  1. If you provide a mapping to System.ItemFolderPathDisplay, then Windows Explorer uses that URL

  2. If you do not provide a mapping, then Windows Explorer identifies whether the link and enclosure URLs are different. If so, then Windows Explorer uses the link URL.

  3. If the URLs are the same or if there is only a link URL, then Windows Explorer parses the link to find the parent container by removing the file name from the full URL.


    If you recognize that the URL parsing would result in dead links for your service, you should provide an explicit mapping for the property.


Open File Location Menu Item

When a right-clicks an item, the Open file location menu command appears. This command takes the user to the container for or location of that item. For example, in a SharePoint search, selecting this option for a file in a document library would open the document library root in the web browser.
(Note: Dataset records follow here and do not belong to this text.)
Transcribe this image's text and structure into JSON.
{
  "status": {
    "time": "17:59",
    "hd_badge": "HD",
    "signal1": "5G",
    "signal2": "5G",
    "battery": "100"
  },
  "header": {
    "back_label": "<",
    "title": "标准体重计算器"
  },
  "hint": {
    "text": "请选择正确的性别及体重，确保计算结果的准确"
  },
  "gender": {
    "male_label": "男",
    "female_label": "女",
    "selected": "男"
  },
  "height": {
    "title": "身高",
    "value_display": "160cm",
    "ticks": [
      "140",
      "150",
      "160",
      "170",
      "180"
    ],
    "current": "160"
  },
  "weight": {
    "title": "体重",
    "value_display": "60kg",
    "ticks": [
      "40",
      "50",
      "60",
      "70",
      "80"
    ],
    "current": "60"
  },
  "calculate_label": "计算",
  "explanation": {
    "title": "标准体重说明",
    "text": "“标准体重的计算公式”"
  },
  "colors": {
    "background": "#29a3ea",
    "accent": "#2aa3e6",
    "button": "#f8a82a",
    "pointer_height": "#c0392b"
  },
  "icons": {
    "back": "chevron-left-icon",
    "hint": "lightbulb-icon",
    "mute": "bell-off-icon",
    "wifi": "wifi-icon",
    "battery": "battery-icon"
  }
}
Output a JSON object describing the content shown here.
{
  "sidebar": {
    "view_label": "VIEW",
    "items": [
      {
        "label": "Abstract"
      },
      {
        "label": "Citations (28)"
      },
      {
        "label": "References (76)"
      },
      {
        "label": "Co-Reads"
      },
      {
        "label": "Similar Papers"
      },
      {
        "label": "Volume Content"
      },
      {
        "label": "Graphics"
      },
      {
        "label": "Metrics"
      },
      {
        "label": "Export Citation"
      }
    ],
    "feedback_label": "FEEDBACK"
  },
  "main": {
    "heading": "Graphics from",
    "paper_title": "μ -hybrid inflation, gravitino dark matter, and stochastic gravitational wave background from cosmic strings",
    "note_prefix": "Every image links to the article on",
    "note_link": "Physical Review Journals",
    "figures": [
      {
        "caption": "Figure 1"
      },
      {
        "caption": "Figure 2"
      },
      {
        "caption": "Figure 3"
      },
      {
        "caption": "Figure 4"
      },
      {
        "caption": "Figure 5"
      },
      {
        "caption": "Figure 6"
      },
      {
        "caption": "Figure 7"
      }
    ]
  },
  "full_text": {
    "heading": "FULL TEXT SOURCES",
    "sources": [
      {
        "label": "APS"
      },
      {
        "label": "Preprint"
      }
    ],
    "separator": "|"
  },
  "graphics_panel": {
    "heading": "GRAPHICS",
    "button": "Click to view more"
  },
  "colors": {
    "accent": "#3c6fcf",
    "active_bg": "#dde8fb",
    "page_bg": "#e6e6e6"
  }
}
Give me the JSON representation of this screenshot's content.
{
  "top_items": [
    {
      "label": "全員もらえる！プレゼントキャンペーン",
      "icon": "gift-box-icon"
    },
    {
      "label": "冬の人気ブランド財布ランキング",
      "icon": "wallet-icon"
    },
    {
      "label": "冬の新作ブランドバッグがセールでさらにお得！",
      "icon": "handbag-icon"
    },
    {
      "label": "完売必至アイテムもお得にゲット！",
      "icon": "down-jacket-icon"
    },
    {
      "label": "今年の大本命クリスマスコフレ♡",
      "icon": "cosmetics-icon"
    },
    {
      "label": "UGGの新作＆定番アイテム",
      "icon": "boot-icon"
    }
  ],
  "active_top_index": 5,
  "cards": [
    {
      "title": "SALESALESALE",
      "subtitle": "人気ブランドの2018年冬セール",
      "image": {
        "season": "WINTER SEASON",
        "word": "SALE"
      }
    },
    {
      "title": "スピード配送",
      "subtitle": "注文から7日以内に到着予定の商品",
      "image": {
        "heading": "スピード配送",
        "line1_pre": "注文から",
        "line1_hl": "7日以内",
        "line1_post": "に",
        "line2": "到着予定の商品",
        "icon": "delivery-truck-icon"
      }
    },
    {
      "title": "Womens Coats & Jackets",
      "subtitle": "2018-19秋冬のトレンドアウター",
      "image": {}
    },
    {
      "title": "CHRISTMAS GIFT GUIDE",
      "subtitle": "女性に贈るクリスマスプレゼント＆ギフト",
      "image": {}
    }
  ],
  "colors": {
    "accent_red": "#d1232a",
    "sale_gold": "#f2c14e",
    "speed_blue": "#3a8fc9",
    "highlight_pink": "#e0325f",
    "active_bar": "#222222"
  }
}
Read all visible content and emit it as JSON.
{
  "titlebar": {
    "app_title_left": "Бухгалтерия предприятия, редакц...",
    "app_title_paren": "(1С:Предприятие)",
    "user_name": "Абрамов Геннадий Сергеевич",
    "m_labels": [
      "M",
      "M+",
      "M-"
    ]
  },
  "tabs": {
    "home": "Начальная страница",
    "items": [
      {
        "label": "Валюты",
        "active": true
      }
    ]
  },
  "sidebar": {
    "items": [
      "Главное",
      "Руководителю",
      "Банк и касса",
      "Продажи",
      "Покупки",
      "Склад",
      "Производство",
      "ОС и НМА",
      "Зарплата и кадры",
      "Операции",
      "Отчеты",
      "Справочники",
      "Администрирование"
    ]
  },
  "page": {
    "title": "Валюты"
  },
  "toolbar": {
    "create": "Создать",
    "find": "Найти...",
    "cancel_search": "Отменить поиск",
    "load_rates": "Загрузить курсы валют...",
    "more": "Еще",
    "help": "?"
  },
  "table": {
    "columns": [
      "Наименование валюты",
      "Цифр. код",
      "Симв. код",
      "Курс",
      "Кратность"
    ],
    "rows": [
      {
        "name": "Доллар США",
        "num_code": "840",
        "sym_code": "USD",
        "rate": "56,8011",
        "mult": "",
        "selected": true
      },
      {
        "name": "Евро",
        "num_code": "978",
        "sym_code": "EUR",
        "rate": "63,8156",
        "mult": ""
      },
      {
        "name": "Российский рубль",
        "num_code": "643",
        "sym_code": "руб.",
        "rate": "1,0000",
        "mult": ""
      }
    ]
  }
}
When a user clicks Open file location, Windows Explorer attempts to find a parent container, by using the logic shown in the following flowchart:

flowchart showing how windows explorer identifies a parent container

Additional Resources

For additional information about implementing search federation to remote data stores using OpenSearch technologies in Windows 7 and later, see "Additional Resources" at Federated Search in Windows.

Federated Search in Windows

Getting Started with Federated Search in Windows

Connecting Your web Service in Windows Federated Search

Enabling Your Data Store in Windows Federated Search

Following Best Practices in Windows Federated Search

Deploying Search Connectors in Windows Federated Search